Nigeria’s real household consumption as a proportion of Gross Domestic Product (GDP) has risen to 76 percent in 2021, the highest level since 2010, a new report from FBNQuest states.

According to the report, the surge has accelerated economic recovery amid the COVID-19 pandemic.

“This recovery was driven by rapid consumer demand and industry margins benefitting from higher product prices by Fast Moving Consumer Goods (FMCG) companies,” the report stated.

It also added that the highest level (72 percent) since 2010 indicates a fast rise in household expenditure on food, home & personal care items, and durable goods.

Household final consumption consists of the expenditure incurred by resident households on individual consumption goods and services. It accounts for the largest share of real GDP at market prices.

Read Also: Household consumption data of N42.5 trillion confirms understated GDP

According to the 2021 H1 Consumption report by the National Bureau of Statistics (NBS), household consumption rose 13.7 percent to N54.8 trillion in the first half of 2021 compared to N48.2 trillion in H1 2020.

Although inflation has been declining for eight straight months, at 15.44 percent in November 2021, most Nigerians are yet to feel the impact on the prices of goods and services.

“Currently, the average Nigerian consumer is worse off, with a contracted spending wallet due to high food inflation, and generally frailer real income levels,” analysts at FBNQuest said.

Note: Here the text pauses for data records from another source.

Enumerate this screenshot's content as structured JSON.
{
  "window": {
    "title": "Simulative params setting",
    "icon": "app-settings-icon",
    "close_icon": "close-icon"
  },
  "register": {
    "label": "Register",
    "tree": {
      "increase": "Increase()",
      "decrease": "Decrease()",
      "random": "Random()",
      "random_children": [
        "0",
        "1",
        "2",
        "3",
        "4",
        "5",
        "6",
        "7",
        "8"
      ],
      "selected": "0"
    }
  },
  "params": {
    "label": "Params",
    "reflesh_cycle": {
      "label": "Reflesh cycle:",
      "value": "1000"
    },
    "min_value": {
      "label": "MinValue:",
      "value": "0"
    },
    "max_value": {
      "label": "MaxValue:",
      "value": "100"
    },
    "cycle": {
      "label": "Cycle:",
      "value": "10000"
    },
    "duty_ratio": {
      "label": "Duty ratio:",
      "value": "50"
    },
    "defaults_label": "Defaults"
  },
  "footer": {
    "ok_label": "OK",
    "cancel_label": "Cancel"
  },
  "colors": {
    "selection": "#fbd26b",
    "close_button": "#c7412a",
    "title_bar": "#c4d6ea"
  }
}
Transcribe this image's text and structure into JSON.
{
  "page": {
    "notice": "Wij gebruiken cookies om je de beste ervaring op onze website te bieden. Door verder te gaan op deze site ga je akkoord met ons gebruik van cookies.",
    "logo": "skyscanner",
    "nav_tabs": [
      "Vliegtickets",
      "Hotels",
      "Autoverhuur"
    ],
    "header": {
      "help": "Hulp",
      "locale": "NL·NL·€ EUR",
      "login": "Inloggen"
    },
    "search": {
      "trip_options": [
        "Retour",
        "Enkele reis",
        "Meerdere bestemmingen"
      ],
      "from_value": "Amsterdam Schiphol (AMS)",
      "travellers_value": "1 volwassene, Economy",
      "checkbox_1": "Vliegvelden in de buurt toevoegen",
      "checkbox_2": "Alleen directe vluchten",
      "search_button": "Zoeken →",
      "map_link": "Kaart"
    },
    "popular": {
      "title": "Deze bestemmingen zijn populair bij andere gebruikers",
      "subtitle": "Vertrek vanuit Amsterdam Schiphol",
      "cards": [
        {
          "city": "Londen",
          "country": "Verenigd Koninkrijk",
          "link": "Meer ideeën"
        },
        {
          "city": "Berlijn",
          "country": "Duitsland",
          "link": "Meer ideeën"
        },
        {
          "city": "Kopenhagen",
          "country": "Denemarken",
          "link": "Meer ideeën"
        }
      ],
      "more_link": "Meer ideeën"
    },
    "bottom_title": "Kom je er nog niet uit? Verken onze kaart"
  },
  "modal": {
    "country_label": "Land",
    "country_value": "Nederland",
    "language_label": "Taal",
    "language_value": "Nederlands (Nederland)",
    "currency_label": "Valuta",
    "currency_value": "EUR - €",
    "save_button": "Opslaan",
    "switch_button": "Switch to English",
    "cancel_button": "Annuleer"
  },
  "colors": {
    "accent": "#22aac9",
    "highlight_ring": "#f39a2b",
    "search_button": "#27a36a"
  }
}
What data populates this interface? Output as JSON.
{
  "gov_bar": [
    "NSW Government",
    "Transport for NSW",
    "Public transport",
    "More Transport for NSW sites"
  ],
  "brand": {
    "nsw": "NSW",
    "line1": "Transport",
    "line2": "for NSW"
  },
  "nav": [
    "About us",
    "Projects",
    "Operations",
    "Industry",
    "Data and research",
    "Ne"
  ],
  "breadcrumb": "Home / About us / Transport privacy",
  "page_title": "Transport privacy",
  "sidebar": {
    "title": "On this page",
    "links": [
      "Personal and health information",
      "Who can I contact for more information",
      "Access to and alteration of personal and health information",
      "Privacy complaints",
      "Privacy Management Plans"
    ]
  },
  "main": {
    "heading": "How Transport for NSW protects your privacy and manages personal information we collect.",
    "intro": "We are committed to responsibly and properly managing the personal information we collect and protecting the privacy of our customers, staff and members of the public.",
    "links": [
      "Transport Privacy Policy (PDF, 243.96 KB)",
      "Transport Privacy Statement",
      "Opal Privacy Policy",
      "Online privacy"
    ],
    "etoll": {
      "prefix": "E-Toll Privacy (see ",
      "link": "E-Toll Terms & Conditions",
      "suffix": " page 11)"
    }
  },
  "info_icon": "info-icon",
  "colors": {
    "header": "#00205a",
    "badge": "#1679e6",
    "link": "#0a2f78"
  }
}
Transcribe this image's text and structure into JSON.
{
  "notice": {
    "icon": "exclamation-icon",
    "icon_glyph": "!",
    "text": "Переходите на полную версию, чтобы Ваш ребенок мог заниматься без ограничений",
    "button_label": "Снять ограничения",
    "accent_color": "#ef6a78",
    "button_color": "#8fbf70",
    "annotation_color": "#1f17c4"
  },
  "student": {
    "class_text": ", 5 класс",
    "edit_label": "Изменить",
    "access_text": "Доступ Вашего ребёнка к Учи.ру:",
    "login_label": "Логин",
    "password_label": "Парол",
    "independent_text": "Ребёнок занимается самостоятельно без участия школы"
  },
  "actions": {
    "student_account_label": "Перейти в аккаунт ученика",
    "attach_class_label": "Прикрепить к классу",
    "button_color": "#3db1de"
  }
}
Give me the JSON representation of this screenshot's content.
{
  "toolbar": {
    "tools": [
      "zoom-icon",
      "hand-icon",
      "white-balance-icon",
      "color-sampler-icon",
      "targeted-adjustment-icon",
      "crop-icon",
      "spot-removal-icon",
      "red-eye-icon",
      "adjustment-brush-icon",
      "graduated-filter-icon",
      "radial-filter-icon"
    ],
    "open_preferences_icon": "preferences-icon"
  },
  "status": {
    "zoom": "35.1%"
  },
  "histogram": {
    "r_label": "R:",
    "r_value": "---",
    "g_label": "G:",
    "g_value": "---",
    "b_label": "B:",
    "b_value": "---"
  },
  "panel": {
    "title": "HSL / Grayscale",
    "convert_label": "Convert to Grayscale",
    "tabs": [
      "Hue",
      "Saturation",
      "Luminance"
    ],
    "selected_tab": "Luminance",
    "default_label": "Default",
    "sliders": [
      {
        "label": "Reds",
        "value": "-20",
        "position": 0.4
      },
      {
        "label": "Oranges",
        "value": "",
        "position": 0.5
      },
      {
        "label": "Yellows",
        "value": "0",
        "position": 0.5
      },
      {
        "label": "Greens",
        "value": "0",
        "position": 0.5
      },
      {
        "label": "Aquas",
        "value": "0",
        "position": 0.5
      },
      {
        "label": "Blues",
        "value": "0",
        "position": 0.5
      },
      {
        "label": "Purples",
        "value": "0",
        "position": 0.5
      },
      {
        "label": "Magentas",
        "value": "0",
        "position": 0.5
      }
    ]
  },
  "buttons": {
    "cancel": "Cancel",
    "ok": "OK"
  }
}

Similarly, Ayodeji Ebo, head – retail investment, Chapel Hill Denham said the increase in household spending is a signal that people are spending more as a result of an increase in prices of goods and services not because they are earning more.

The report also highlighted that across the coverage companies, cumulative turnover in the first nine months of 2021 rose by 34.6 percent year on year, aided by strong consumer demand and price increases by FMCGs across popular portfolio products.

“However, high-cost inflation, insecurity in northern Nigeria and global supply challenges compressed the cumulative gross margin of our coverage companies to 2.1 percent in the first nine months of 2o21,” It added.

In 2022, analysts at FBNQuest expect a few factors to drive the performance of the consumer goods industry. One of the things expected is pressures on the food basket to persist.

“We believe industry competition, supply chain disruptions and insecurity will trigger price adjustments. Secondly, we expect that industry volume recovery will be sustained especially over H1’22, analysts stated,” analysts said.

They further added that this will be achieved via different strategies including further sachatisation. “Thirdly, we anticipate increased CAPEX to keep in touch with competition as well as new M&A announcements and capital raising activity.”